►
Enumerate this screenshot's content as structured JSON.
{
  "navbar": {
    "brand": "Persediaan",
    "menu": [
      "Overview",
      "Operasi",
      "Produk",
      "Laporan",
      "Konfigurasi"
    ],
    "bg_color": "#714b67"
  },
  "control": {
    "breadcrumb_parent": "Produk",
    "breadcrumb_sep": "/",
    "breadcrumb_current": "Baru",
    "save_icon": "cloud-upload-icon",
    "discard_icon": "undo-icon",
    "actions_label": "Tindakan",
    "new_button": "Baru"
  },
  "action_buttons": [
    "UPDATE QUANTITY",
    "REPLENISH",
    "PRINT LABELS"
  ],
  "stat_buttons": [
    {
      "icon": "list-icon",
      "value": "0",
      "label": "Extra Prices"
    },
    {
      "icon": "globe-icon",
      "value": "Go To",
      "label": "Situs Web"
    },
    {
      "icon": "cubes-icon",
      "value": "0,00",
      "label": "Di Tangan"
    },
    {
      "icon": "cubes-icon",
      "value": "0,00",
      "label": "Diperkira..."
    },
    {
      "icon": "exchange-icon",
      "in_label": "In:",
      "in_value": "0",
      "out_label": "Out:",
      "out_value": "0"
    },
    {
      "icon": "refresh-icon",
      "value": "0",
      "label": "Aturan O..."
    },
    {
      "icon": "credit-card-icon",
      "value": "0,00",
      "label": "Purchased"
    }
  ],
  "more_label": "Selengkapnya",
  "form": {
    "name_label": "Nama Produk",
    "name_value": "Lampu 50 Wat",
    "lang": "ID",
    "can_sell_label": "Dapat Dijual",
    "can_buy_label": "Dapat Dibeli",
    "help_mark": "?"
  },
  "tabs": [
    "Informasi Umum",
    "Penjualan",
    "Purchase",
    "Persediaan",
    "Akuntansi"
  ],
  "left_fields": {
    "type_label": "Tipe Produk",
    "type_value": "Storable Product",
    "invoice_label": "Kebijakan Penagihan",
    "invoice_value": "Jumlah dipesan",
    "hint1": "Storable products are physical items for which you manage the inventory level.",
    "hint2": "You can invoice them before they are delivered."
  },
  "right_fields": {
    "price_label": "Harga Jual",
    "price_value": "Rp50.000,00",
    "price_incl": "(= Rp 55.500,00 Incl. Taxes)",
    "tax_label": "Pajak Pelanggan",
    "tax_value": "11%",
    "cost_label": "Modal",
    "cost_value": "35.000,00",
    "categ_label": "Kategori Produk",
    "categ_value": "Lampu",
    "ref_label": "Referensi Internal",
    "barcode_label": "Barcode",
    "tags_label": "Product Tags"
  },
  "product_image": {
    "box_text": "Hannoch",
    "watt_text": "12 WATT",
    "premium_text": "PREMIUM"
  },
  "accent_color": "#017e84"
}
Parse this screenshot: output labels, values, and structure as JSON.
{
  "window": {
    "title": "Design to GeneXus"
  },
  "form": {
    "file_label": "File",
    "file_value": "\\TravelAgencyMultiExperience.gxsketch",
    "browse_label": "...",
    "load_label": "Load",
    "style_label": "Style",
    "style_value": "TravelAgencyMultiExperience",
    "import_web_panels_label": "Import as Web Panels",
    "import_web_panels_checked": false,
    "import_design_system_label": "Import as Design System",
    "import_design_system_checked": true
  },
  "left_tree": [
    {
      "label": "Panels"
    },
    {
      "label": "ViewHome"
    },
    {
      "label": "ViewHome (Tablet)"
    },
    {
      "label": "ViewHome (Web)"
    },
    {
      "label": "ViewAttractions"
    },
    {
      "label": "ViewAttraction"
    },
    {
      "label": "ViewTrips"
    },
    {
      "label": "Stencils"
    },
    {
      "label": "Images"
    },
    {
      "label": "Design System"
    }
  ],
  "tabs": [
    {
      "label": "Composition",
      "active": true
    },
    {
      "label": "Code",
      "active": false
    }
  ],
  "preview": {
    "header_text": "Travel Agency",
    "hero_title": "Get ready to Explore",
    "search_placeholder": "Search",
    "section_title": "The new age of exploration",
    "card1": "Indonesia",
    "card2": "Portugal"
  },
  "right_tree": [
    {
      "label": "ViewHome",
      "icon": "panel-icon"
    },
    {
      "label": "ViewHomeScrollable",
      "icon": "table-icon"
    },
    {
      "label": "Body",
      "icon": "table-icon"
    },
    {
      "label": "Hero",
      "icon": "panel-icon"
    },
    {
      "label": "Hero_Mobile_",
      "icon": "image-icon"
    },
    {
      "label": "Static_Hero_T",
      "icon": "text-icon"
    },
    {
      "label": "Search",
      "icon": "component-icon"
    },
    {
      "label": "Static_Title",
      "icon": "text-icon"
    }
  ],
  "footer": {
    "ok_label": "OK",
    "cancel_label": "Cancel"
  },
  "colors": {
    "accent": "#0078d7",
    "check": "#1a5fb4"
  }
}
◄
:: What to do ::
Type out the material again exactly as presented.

:: Result ::
Enumerate this screenshot's content as structured JSON.
{
  "navbar": {
    "brand": "Persediaan",
    "menu": [
      "Overview",
      "Operasi",
      "Produk",
      "Laporan",
      "Konfigurasi"
    ],
    "bg_color": "#714b67"
  },
  "control": {
    "breadcrumb_parent": "Produk",
    "breadcrumb_sep": "/",
    "breadcrumb_current": "Baru",
    "save_icon": "cloud-upload-icon",
    "discard_icon": "undo-icon",
    "actions_label": "Tindakan",
    "new_button": "Baru"
  },
  "action_buttons": [
    "UPDATE QUANTITY",
    "REPLENISH",
    "PRINT LABELS"
  ],
  "stat_buttons": [
    {
      "icon": "list-icon",
      "value": "0",
      "label": "Extra Prices"
    },
    {
      "icon": "globe-icon",
      "value": "Go To",
      "label": "Situs Web"
    },
    {
      "icon": "cubes-icon",
      "value": "0,00",
      "label": "Di Tangan"
    },
    {
      "icon": "cubes-icon",
      "value": "0,00",
      "label": "Diperkira..."
    },
    {
      "icon": "exchange-icon",
      "in_label": "In:",
      "in_value": "0",
      "out_label": "Out:",
      "out_value": "0"
    },
    {
      "icon": "refresh-icon",
      "value": "0",
      "label": "Aturan O..."
    },
    {
      "icon": "credit-card-icon",
      "value": "0,00",
      "label": "Purchased"
    }
  ],
  "more_label": "Selengkapnya",
  "form": {
    "name_label": "Nama Produk",
    "name_value": "Lampu 50 Wat",
    "lang": "ID",
    "can_sell_label": "Dapat Dijual",
    "can_buy_label": "Dapat Dibeli",
    "help_mark": "?"
  },
  "tabs": [
    "Informasi Umum",
    "Penjualan",
    "Purchase",
    "Persediaan",
    "Akuntansi"
  ],
  "left_fields": {
    "type_label": "Tipe Produk",
    "type_value": "Storable Product",
    "invoice_label": "Kebijakan Penagihan",
    "invoice_value": "Jumlah dipesan",
    "hint1": "Storable products are physical items for which you manage the inventory level.",
    "hint2": "You can invoice them before they are delivered."
  },
  "right_fields": {
    "price_label": "Harga Jual",
    "price_value": "Rp50.000,00",
    "price_incl": "(= Rp 55.500,00 Incl. Taxes)",
    "tax_label": "Pajak Pelanggan",
    "tax_value": "11%",
    "cost_label": "Modal",
    "cost_value": "35.000,00",
    "categ_label": "Kategori Produk",
    "categ_value": "Lampu",
    "ref_label": "Referensi Internal",
    "barcode_label": "Barcode",
    "tags_label": "Product Tags"
  },
  "product_image": {
    "box_text": "Hannoch",
    "watt_text": "12 WATT",
    "premium_text": "PREMIUM"
  },
  "accent_color": "#017e84"
}
Parse this screenshot: output labels, values, and structure as JSON.
{
  "window": {
    "title": "Design to GeneXus"
  },
  "form": {
    "file_label": "File",
    "file_value": "\\TravelAgencyMultiExperience.gxsketch",
    "browse_label": "...",
    "load_label": "Load",
    "style_label": "Style",
    "style_value": "TravelAgencyMultiExperience",
    "import_web_panels_label": "Import as Web Panels",
    "import_web_panels_checked": false,
    "import_design_system_label": "Import as Design System",
    "import_design_system_checked": true
  },
  "left_tree": [
    {
      "label": "Panels"
    },
    {
      "label": "ViewHome"
    },
    {
      "label": "ViewHome (Tablet)"
    },
    {
      "label": "ViewHome (Web)"
    },
    {
      "label": "ViewAttractions"
    },
    {
      "label": "ViewAttraction"
    },
    {
      "label": "ViewTrips"
    },
    {
      "label": "Stencils"
    },
    {
      "label": "Images"
    },
    {
      "label": "Design System"
    }
  ],
  "tabs": [
    {
      "label": "Composition",
      "active": true
    },
    {
      "label": "Code",
      "active": false
    }
  ],
  "preview": {
    "header_text": "Travel Agency",
    "hero_title": "Get ready to Explore",
    "search_placeholder": "Search",
    "section_title": "The new age of exploration",
    "card1": "Indonesia",
    "card2": "Portugal"
  },
  "right_tree": [
    {
      "label": "ViewHome",
      "icon": "panel-icon"
    },
    {
      "label": "ViewHomeScrollable",
      "icon": "table-icon"
    },
    {
      "label": "Body",
      "icon": "table-icon"
    },
    {
      "label": "Hero",
      "icon": "panel-icon"
    },
    {
      "label": "Hero_Mobile_",
      "icon": "image-icon"
    },
    {
      "label": "Static_Hero_T",
      "icon": "text-icon"
    },
    {
      "label": "Search",
      "icon": "component-icon"
    },
    {
      "label": "Static_Title",
      "icon": "text-icon"
    }
  ],
  "footer": {
    "ok_label": "OK",
    "cancel_label": "Cancel"
  },
  "colors": {
    "accent": "#0078d7",
    "check": "#1a5fb4"
  }
}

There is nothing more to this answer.